This article was intended mainly for students, written as if they were given this problem as an assignment. The decimal-based approaches appear first because they are more likely to be understood, and more likely to be what a beginner would come up with on their own. The binary-based approaches are more sophisticated, so appear after the more obvious solutions. There’s no doubt that methods 9 (*Decrement and Compare*) and 10 (*Complement and Compare*) are the ones to use in practice — they are short, simple (once you know how they work!), fast, and like all the binary-based methods, independent of integer size.

As some readers pointed out, most of the decimal-based methods have some dependence on the binary representation: the maximum power of two in an unsigned integer (2^{31}) must be known. In any case, the point is that the methods use basic mathematical operations — on constants specified in decimal — instead of bit manipulation.

As for the benchmarks, if you use a different compiler — or different compiler options — you’ll get different results. For example, I used debug mode in my tests; when I reran them in *release* mode (on Visual Studio 2010 Express Edition), they ran *much* faster. While methods 9 and 10 were still the fastest, some of the other methods switched positions. One difference worth noting is that method 1 (*Divide by Two*) and method 8 (*Shift Right*) executed in almost identical times; this makes sense, since they were compiled into virtually identical code by release mode optimizations.

As you’ll see from the Reddit and Hacker News discussions, and from the comments below, there are many more ways to check for powers of two — and many variations (some improved) on the methods I presented. Some of those methods are faster than methods 9 and 10, but they use OS-dependent function calls or inline assembler. I don’t consider them C-based methods.

June 19th, 2014 at 10:21 am

There is a very good way to determine if a non-zero number is a power of 2 in the famous bithacks page: (v & (v – 1)) == 0

To check for zero, use v && !(v & (v – 1));

http://graphics.stanford.edu/~seander/bithacks.html#DetermineIfPowerOf2

June 19th, 2014 at 10:45 am

@Phuc LV,

That’s method 9, “Decrement and Compare”.

December 16th, 2014 at 6:19 pm

[…] big thanks to Rick Regan and his in-depth Ten Ways to Check if an Integer Is a Power Of Two in C blog […]

January 12th, 2015 at 1:22 am

The most simple way to check for n’s divisibility by 9 is to do n%9.

Another method is to sum the digits of n. If sum of digits is multiple of 9, then n is multiple of 9.

The above methods are not bitwise operators based methods and require use of ‘%’ and ‘/’. The bitwise operators are generally faster than modulo and division operators.

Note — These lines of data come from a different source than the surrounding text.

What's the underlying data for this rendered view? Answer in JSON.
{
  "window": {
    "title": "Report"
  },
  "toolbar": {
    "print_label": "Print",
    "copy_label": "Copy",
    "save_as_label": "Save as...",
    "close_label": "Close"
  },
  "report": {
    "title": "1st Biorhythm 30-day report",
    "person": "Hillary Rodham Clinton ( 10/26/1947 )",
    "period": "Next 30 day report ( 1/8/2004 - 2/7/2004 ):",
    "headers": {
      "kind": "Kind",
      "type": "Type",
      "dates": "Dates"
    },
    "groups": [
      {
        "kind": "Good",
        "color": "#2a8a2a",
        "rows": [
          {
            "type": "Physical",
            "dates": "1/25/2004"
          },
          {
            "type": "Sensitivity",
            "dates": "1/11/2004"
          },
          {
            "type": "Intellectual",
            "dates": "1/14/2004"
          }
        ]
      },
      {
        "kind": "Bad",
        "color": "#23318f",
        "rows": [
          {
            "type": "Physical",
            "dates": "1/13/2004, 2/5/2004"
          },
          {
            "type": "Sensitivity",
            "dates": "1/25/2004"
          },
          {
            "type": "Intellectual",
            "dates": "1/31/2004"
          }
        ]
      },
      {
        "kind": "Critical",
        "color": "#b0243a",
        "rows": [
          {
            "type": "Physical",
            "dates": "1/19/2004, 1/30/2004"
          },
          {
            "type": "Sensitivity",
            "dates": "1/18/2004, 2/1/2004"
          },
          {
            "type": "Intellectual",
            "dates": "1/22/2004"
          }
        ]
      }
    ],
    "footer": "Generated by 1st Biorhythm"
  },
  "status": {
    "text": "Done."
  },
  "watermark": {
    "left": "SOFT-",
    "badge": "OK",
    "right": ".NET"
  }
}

Following is a bitwise operator based method to check divisibility by 9.

February 19th, 2015 at 5:19 pm

// only bitwise operators used.

// here count works as my flag if we find a 1 in value, we shift count

// to the right. I assume that 2^0 = 1 is a proper power of 2.

bool isPowerOfTwo(int value)

{

int count = 1;

while(value)

{

if( value & 1)

count < 2)

break;

value = value >> 1;

}

// count must be 2 if value is 2^x.

return (count != 2);

}

February 19th, 2015 at 5:22 pm

A correction to my previous post.

while(value)

{

if(value & 1)

count < 2)

break;

value >>=1;

}

February 19th, 2015 at 5:25 pm

for some reason double brackets don’t show in my post. The code I posted above wasn’t like this.

The algorithm is to shift count to the left by 1 if value & 1 is true. if count is > 2 then we can stop.

The return value is (count == 2)

February 20th, 2015 at 10:50 am

@messa,

This sounds like method #7 above, “Count Ones”.

July 2nd, 2015 at 3:13 am

Have you ever looked at Fenwick Trees (Binary Index Trees). You might find there use of hierarchical binary indexing interesting.

July 12th, 2015 at 10:41 am

@Mark,

Thanks for the comment. I will add that to my (long) list of topics to write about.

September 13th, 2015 at 5:51 pm

Just one coding style note: you shouldn’t use parentheses with the return statement. It’s not a function. No: return (value); Yes: return value;

September 13th, 2015 at 9:55 pm

@PL,

Yes, I think I got skewered for that on Reddit once 🙂